- Do keep a written journal of new vocabulary words. If you make a list of new words during or after reading a passage, you can see which ones are repeated and you should be able to decide which ones are most important for understanding the content you are learning. The repeated words and content words are the ones you should study by adding the appropriate meaning, example sentences, and other usage information to your vocabulary journal.
- When you look up the meanings of words, use a monolingual “learners dictionary”—not a translator.Automatic translators are well-known for being inaccurate because they do not consider the context of the English word and many translators may not have high quality translation and definition software. A learners dictionary will provide much more useful information about a word, some of which you should include in your vocabulary journal.

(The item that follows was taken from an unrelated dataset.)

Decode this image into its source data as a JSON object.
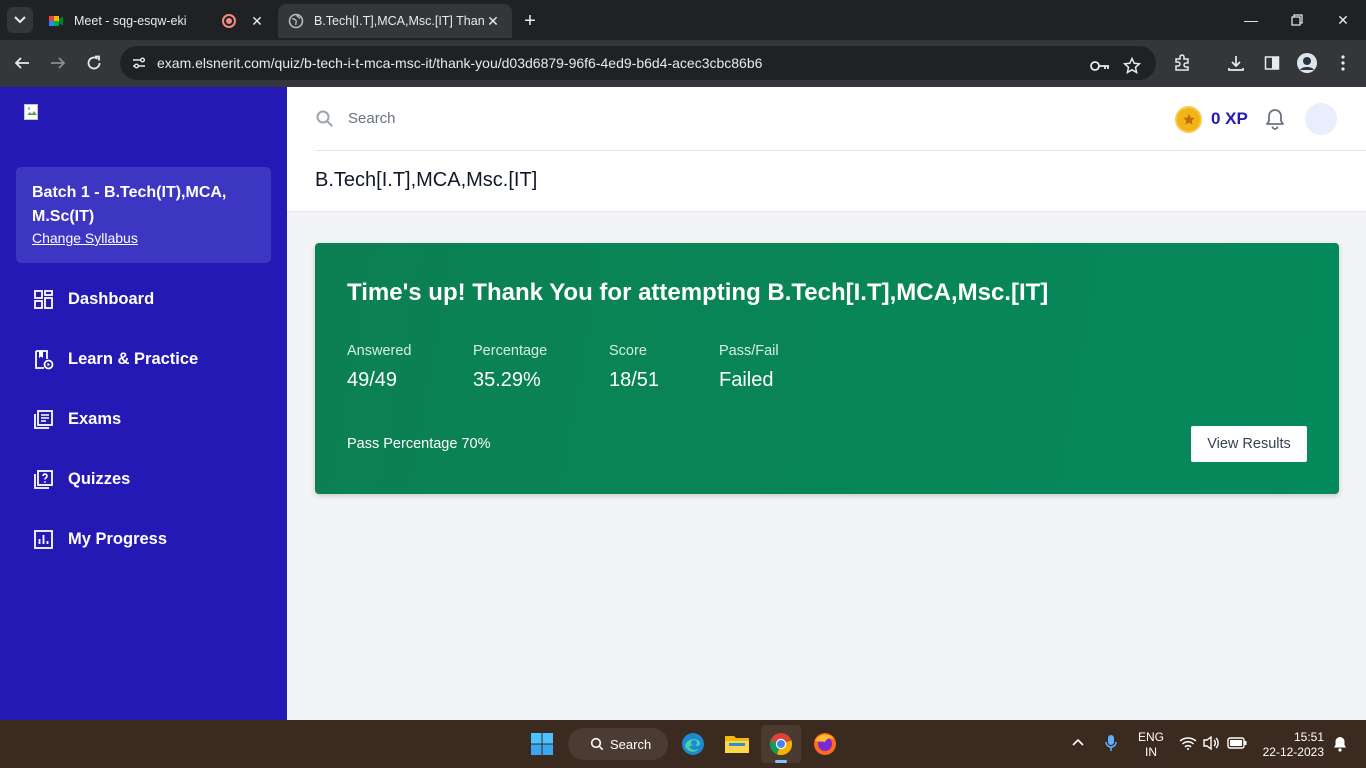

- Use wordandphrase.info. This is an excellent resource for knowing how common a word is. If it is in the top 3000 words and/or common in your academic area, you should learn it. In the wordandphase, you can see many examples of how the word is actually used in real sentences. You can also see synonyms that are more general and more specific and you can look up phrases to find appropriate synonyms for accurately paraphrasing.

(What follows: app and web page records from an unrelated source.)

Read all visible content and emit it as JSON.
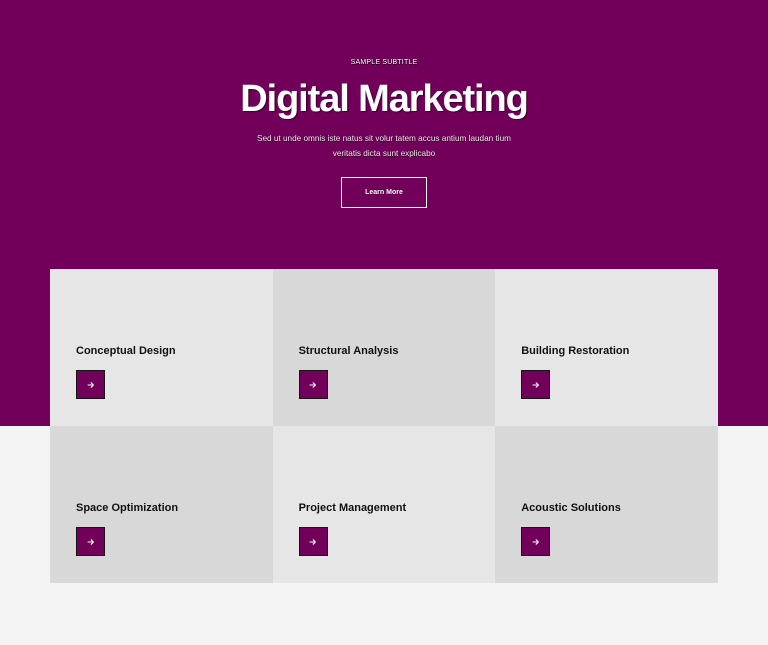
{
  "colors": {
    "brand_purple": "#72005a",
    "hero_text": "#ffffff",
    "card_light": "#e6e6e6",
    "card_dark": "#d8d8d8",
    "page_background": "#f4f4f4"
  },
  "hero": {
    "subtitle": "SAMPLE SUBTITLE",
    "title": "Digital Marketing",
    "description": "Sed ut unde omnis iste natus sit volur tatem accus antium laudan tium veritatis dicta sunt explicabo",
    "button_label": "Learn More"
  },
  "services": {
    "items": [
      {
        "title": "Conceptual Design",
        "arrow_icon": "arrow-right-icon"
      },
      {
        "title": "Structural Analysis",
        "arrow_icon": "arrow-right-icon"
      },
      {
        "title": "Building Restoration",
        "arrow_icon": "arrow-right-icon"
      },
      {
        "title": "Space Optimization",
        "arrow_icon": "arrow-right-icon"
      },
      {
        "title": "Project Management",
        "arrow_icon": "arrow-right-icon"
      },
      {
        "title": "Acoustic Solutions",
        "arrow_icon": "arrow-right-icon"
      }
    ]
  }
}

- Focus on the grammatical subject and main verb of independent clauses—this is where the core meaning of English sentences is located. Subordinate information (less important details related to the subject and verb) are located in adverbial verb phrases, noun modifiers, and prepositional phrases.
- Preview any reading by looking at the section headings to get an idea of what the chapter or article is about and how the information is organized.
- Write a brief outline and summary as you are reading. Academic texts usually put the main ideas at the beginning of paragraphs, so focus on first sentences.
Tips for teachers (reading)
While there may not be a lot that teachers can do to make their readings more comprehensible for language learners, there are a few practices that should be beneficial.
- If any of your readings are in electronic form, please contact the Office of International Student Academic Support. If you send us electronic copies of materials, we can use freely available online linguistic analysis software to make lists of key words that are specific to academic writing in general and to particular subject areas. If you also provide us with a course schedule, we can email these lists to you for distribution to students in advance of the reading dates. Seriously. We can do this for you.
If we have time, we may also be able to identify sentences that are particularly syntactically challenging, and, thus, would be good candidates for class discussion.
- As implied by the previous sentence, we recommend that faculty highlight at least one syntactically complicated sentence per reading for detailed study during class time. There are many benefits to this practice: 1) modeling the kind of close reading that we expect of all students, 2) emphasizing the importance of the readings and the language they are conveyed in, 3) clarifying for students the relationship between the linear words in a sentence and the hierarchical meaning structure of the information contained therein, and 4) improving students global language skills by focusing on the form and meaning of the message and paraphrasing / summarizing / clarifying together. You may be surprised at how unpacking a single sentence as a class or in small groups can reveal misunderstandings, multiple interpretations, and ultimately improved reading comprehension for all students.
- Create an outline or other type of graphic organizer of the information for students to fill out as they are reading.